  • It would have been possible to purchase a half-decent second-hand bicycle for less money than I spent on this project in total. This was because I ended up replacing much more than I had anticipated, which cost money. My suggestion would be therefore to consider very carefully the second-hand bike you want to buy, to make sure you don’t buy one that will cause you more work than you can handle!
  • However, I really very much enjoyed the restoration, and would like to do another project like this again. Really made me appreciate the effort that goes into restoring classic cars and the like, as that’s hundreds of times more challenging than a bicycle, and this proved to be quite a lot of hard work!
  • The only thing I would do differently next time would be to apply a lacquer coat after the painting was complete, this would help protect the paint in the long-term.

I hope that you enjoyed reading this Instructable and feel motivated to get cycling! Restoring an old bicycle like this can be very enjoyable and satisfying, and by restoring an old bike you’re not only helping the environment, you’re putting pretty old bicycles back on the road to be enjoyed once again.

bike, step, painting, time

Please consider voting for this Instructable in the Outdoor Fitness contest if you’d like to.
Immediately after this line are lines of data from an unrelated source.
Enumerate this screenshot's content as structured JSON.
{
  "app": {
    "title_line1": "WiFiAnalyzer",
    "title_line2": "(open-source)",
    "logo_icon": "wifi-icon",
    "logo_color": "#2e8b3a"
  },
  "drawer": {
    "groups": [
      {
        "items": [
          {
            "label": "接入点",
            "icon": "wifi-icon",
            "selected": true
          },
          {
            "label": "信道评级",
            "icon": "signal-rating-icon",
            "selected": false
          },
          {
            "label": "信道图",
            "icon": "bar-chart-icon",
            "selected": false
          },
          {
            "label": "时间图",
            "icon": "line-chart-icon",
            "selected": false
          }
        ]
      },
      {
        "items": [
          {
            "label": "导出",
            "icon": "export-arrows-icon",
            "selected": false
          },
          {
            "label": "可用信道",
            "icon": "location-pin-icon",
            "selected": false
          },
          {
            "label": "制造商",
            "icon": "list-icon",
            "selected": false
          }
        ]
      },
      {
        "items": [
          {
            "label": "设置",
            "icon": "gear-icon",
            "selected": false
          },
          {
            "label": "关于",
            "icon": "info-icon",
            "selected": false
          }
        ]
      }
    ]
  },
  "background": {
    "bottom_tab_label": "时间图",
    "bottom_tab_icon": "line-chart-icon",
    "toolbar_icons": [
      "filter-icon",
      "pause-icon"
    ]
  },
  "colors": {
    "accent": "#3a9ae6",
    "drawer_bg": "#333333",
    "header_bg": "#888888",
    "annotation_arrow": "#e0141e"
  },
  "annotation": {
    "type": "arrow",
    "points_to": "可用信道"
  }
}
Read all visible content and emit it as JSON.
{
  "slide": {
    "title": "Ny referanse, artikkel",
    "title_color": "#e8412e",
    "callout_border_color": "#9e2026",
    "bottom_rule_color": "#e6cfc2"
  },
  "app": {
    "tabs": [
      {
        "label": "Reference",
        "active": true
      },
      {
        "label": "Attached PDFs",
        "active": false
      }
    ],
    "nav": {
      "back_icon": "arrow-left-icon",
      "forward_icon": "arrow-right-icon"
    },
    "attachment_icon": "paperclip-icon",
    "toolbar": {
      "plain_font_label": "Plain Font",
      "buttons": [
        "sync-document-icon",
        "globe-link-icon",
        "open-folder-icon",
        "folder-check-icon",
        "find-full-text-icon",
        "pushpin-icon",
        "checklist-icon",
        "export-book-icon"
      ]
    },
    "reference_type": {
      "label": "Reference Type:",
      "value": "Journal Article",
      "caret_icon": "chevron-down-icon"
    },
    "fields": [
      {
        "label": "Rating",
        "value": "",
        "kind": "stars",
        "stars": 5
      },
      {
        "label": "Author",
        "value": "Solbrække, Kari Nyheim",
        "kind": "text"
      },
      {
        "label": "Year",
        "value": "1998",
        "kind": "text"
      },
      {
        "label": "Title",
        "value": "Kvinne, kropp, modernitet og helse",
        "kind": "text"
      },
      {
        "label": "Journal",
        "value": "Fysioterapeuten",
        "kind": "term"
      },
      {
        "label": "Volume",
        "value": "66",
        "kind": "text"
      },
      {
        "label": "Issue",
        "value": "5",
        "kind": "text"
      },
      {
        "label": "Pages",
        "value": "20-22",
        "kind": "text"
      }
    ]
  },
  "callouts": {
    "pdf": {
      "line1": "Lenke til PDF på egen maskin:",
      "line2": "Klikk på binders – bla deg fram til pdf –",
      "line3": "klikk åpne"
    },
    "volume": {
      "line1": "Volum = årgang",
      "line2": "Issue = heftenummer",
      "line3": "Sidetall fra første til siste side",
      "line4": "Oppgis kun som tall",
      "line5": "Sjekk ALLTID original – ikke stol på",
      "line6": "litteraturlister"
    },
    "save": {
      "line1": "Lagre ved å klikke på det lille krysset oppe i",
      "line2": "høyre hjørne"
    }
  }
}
Wear It Contest

Make it Fly Student Design Challenge

Комментарии и мнения владельцев

Man i love Puch. You did not only gave it another life breath on its dying bed, but restored its origin. Honour where credit is due. Excellent work my friend

Looks great! You might want to shorten the rear brake cable quite a bit; looks fine in the front but you want it close as possible to the frame in the back. This will make the brakes feel better as well as probably making the housing and cable last longer.

Leave a Comment